(Beginning of Available data)
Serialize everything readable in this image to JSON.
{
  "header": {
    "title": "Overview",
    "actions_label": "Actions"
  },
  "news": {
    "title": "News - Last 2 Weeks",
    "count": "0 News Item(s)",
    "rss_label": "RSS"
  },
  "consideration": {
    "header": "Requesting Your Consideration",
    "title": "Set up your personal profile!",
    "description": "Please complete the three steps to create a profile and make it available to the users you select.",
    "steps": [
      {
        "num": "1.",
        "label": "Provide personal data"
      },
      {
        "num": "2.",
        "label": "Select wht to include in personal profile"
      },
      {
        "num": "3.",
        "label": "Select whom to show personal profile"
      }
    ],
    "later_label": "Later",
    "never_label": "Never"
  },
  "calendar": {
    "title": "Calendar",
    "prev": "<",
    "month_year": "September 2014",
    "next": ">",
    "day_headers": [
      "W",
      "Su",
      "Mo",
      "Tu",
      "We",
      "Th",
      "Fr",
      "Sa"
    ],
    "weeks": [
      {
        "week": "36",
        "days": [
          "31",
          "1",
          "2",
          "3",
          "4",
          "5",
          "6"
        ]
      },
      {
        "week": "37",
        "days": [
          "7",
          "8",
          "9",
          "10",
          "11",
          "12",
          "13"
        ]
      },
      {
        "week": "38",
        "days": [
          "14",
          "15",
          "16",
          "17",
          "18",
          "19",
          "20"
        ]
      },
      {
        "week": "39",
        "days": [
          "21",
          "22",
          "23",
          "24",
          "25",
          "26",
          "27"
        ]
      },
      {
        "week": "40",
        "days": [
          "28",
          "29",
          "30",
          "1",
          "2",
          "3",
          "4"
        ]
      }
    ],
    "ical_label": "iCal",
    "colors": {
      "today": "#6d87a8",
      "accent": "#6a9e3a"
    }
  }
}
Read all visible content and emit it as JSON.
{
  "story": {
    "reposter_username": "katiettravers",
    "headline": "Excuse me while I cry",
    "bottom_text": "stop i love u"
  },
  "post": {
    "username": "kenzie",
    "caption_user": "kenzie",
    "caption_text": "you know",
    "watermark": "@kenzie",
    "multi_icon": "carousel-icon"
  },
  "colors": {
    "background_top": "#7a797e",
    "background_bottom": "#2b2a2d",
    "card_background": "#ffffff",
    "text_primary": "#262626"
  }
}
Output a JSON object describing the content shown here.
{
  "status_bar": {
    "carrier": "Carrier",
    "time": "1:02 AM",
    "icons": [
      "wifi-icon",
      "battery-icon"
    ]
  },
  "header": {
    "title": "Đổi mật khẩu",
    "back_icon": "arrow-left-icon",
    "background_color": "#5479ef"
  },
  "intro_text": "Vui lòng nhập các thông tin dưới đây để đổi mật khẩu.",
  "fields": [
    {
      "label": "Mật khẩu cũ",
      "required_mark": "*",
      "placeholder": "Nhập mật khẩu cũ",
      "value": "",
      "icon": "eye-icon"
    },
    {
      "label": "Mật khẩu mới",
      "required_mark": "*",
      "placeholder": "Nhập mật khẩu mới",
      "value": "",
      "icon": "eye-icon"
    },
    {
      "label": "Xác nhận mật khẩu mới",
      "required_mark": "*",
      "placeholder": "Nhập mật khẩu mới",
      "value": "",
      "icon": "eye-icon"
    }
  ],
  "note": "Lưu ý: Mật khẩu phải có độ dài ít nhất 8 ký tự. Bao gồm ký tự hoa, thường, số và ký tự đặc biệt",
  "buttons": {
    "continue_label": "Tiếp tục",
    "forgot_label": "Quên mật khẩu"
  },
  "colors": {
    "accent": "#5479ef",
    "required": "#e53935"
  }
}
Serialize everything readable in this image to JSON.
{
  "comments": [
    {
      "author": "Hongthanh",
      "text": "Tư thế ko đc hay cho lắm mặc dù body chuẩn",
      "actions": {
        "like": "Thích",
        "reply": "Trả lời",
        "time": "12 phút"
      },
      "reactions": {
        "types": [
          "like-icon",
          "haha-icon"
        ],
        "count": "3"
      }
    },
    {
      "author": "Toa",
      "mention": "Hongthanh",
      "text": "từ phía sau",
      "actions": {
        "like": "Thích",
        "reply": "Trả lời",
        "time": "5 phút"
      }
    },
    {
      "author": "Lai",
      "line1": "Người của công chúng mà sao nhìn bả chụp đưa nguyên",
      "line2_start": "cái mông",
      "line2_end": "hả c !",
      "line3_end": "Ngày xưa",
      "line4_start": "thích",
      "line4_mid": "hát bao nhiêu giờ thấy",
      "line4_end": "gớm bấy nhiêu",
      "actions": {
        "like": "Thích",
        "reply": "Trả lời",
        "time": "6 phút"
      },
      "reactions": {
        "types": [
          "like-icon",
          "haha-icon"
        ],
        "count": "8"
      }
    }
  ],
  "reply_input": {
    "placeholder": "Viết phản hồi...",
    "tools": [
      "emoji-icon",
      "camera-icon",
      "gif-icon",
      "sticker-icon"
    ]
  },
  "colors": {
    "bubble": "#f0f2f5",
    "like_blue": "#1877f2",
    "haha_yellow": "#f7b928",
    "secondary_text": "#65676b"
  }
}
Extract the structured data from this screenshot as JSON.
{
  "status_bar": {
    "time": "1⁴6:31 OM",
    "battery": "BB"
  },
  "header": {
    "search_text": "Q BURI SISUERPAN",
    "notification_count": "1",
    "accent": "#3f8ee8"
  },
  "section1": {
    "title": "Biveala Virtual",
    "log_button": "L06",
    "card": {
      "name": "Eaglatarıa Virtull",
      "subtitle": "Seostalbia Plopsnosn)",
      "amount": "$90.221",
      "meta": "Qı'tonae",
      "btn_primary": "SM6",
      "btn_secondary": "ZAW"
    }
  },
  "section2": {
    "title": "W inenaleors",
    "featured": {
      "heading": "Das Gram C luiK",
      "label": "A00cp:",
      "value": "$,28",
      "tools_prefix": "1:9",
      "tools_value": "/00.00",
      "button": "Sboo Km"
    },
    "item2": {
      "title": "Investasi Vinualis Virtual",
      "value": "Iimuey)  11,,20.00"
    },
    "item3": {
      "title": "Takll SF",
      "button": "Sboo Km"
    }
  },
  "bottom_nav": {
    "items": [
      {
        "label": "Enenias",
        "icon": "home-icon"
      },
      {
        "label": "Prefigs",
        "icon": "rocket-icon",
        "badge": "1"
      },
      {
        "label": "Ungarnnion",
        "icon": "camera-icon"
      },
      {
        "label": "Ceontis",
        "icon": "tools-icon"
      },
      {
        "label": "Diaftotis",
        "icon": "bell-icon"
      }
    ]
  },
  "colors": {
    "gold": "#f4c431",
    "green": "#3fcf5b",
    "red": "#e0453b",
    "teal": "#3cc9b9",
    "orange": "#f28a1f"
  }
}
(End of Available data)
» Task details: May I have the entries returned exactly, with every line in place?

» Exercise answer:
Serialize everything readable in this image to JSON.
{
  "header": {
    "title": "Overview",
    "actions_label": "Actions"
  },
  "news": {
    "title": "News - Last 2 Weeks",
    "count": "0 News Item(s)",
    "rss_label": "RSS"
  },
  "consideration": {
    "header": "Requesting Your Consideration",
    "title": "Set up your personal profile!",
    "description": "Please complete the three steps to create a profile and make it available to the users you select.",
    "steps": [
      {
        "num": "1.",
        "label": "Provide personal data"
      },
      {
        "num": "2.",
        "label": "Select wht to include in personal profile"
      },
      {
        "num": "3.",
        "label": "Select whom to show personal profile"
      }
    ],
    "later_label": "Later",
    "never_label": "Never"
  },
  "calendar": {
    "title": "Calendar",
    "prev": "<",
    "month_year": "September 2014",
    "next": ">",
    "day_headers": [
      "W",
      "Su",
      "Mo",
      "Tu",
      "We",
      "Th",
      "Fr",
      "Sa"
    ],
    "weeks": [
      {
        "week": "36",
        "days": [
          "31",
          "1",
          "2",
          "3",
          "4",
          "5",
          "6"
        ]
      },
      {
        "week": "37",
        "days": [
          "7",
          "8",
          "9",
          "10",
          "11",
          "12",
          "13"
        ]
      },
      {
        "week": "38",
        "days": [
          "14",
          "15",
          "16",
          "17",
          "18",
          "19",
          "20"
        ]
      },
      {
        "week": "39",
        "days": [
          "21",
          "22",
          "23",
          "24",
          "25",
          "26",
          "27"
        ]
      },
      {
        "week": "40",
        "days": [
          "28",
          "29",
          "30",
          "1",
          "2",
          "3",
          "4"
        ]
      }
    ],
    "ical_label": "iCal",
    "colors": {
      "today": "#6d87a8",
      "accent": "#6a9e3a"
    }
  }
}
Read all visible content and emit it as JSON.
{
  "story": {
    "reposter_username": "katiettravers",
    "headline": "Excuse me while I cry",
    "bottom_text": "stop i love u"
  },
  "post": {
    "username": "kenzie",
    "caption_user": "kenzie",
    "caption_text": "you know",
    "watermark": "@kenzie",
    "multi_icon": "carousel-icon"
  },
  "colors": {
    "background_top": "#7a797e",
    "background_bottom": "#2b2a2d",
    "card_background": "#ffffff",
    "text_primary": "#262626"
  }
}
Output a JSON object describing the content shown here.
{
  "status_bar": {
    "carrier": "Carrier",
    "time": "1:02 AM",
    "icons": [
      "wifi-icon",
      "battery-icon"
    ]
  },
  "header": {
    "title": "Đổi mật khẩu",
    "back_icon": "arrow-left-icon",
    "background_color": "#5479ef"
  },
  "intro_text": "Vui lòng nhập các thông tin dưới đây để đổi mật khẩu.",
  "fields": [
    {
      "label": "Mật khẩu cũ",
      "required_mark": "*",
      "placeholder": "Nhập mật khẩu cũ",
      "value": "",
      "icon": "eye-icon"
    },
    {
      "label": "Mật khẩu mới",
      "required_mark": "*",
      "placeholder": "Nhập mật khẩu mới",
      "value": "",
      "icon": "eye-icon"
    },
    {
      "label": "Xác nhận mật khẩu mới",
      "required_mark": "*",
      "placeholder": "Nhập mật khẩu mới",
      "value": "",
      "icon": "eye-icon"
    }
  ],
  "note": "Lưu ý: Mật khẩu phải có độ dài ít nhất 8 ký tự. Bao gồm ký tự hoa, thường, số và ký tự đặc biệt",
  "buttons": {
    "continue_label": "Tiếp tục",
    "forgot_label": "Quên mật khẩu"
  },
  "colors": {
    "accent": "#5479ef",
    "required": "#e53935"
  }
}
Serialize everything readable in this image to JSON.
{
  "comments": [
    {
      "author": "Hongthanh",
      "text": "Tư thế ko đc hay cho lắm mặc dù body chuẩn",
      "actions": {
        "like": "Thích",
        "reply": "Trả lời",
        "time": "12 phút"
      },
      "reactions": {
        "types": [
          "like-icon",
          "haha-icon"
        ],
        "count": "3"
      }
    },
    {
      "author": "Toa",
      "mention": "Hongthanh",
      "text": "từ phía sau",
      "actions": {
        "like": "Thích",
        "reply": "Trả lời",
        "time": "5 phút"
      }
    },
    {
      "author": "Lai",
      "line1": "Người của công chúng mà sao nhìn bả chụp đưa nguyên",
      "line2_start": "cái mông",
      "line2_end": "hả c !",
      "line3_end": "Ngày xưa",
      "line4_start": "thích",
      "line4_mid": "hát bao nhiêu giờ thấy",
      "line4_end": "gớm bấy nhiêu",
      "actions": {
        "like": "Thích",
        "reply": "Trả lời",
        "time": "6 phút"
      },
      "reactions": {
        "types": [
          "like-icon",
          "haha-icon"
        ],
        "count": "8"
      }
    }
  ],
  "reply_input": {
    "placeholder": "Viết phản hồi...",
    "tools": [
      "emoji-icon",
      "camera-icon",
      "gif-icon",
      "sticker-icon"
    ]
  },
  "colors": {
    "bubble": "#f0f2f5",
    "like_blue": "#1877f2",
    "haha_yellow": "#f7b928",
    "secondary_text": "#65676b"
  }
}
Extract the structured data from this screenshot as JSON.
{
  "status_bar": {
    "time": "1⁴6:31 OM",
    "battery": "BB"
  },
  "header": {
    "search_text": "Q BURI SISUERPAN",
    "notification_count": "1",
    "accent": "#3f8ee8"
  },
  "section1": {
    "title": "Biveala Virtual",
    "log_button": "L06",
    "card": {
      "name": "Eaglatarıa Virtull",
      "subtitle": "Seostalbia Plopsnosn)",
      "amount": "$90.221",
      "meta": "Qı'tonae",
      "btn_primary": "SM6",
      "btn_secondary": "ZAW"
    }
  },
  "section2": {
    "title": "W inenaleors",
    "featured": {
      "heading": "Das Gram C luiK",
      "label": "A00cp:",
      "value": "$,28",
      "tools_prefix": "1:9",
      "tools_value": "/00.00",
      "button": "Sboo Km"
    },
    "item2": {
      "title": "Investasi Vinualis Virtual",
      "value": "Iimuey)  11,,20.00"
    },
    "item3": {
      "title": "Takll SF",
      "button": "Sboo Km"
    }
  },
  "bottom_nav": {
    "items": [
      {
        "label": "Enenias",
        "icon": "home-icon"
      },
      {
        "label": "Prefigs",
        "icon": "rocket-icon",
        "badge": "1"
      },
      {
        "label": "Ungarnnion",
        "icon": "camera-icon"
      },
      {
        "label": "Ceontis",
        "icon": "tools-icon"
      },
      {
        "label": "Diaftotis",
        "icon": "bell-icon"
      }
    ]
  },
  "colors": {
    "gold": "#f4c431",
    "green": "#3fcf5b",
    "red": "#e0453b",
    "teal": "#3cc9b9",
    "orange": "#f28a1f"
  }
}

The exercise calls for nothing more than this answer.